The data START

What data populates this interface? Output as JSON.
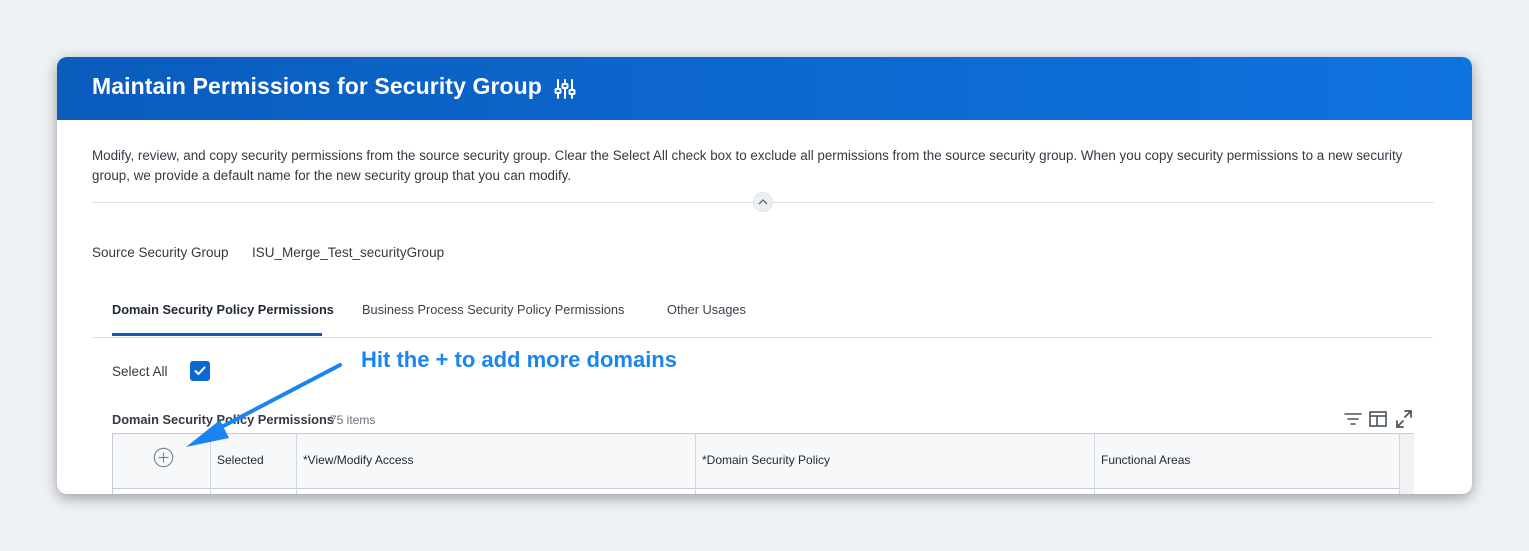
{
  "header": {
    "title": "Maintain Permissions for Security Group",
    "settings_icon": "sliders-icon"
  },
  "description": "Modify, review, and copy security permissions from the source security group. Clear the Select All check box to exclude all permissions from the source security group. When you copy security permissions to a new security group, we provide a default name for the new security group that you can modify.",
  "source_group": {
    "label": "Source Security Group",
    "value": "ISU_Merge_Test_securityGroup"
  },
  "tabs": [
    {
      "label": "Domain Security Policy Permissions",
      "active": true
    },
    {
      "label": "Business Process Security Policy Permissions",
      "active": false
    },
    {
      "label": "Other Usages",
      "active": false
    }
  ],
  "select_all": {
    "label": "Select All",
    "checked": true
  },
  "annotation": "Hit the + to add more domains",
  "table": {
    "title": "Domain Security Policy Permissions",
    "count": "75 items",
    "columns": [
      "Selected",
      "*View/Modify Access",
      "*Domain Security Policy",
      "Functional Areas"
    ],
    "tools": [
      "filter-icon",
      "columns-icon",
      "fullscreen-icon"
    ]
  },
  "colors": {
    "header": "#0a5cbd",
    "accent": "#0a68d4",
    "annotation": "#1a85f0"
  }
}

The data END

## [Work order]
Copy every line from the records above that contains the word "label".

## [Output for this task]
    "label": "Source Security Group",
      "label": "Domain Security Policy Permissions",
      "label": "Business Process Security Policy Permissions",
      "label": "Other Usages",
    "label": "Select All",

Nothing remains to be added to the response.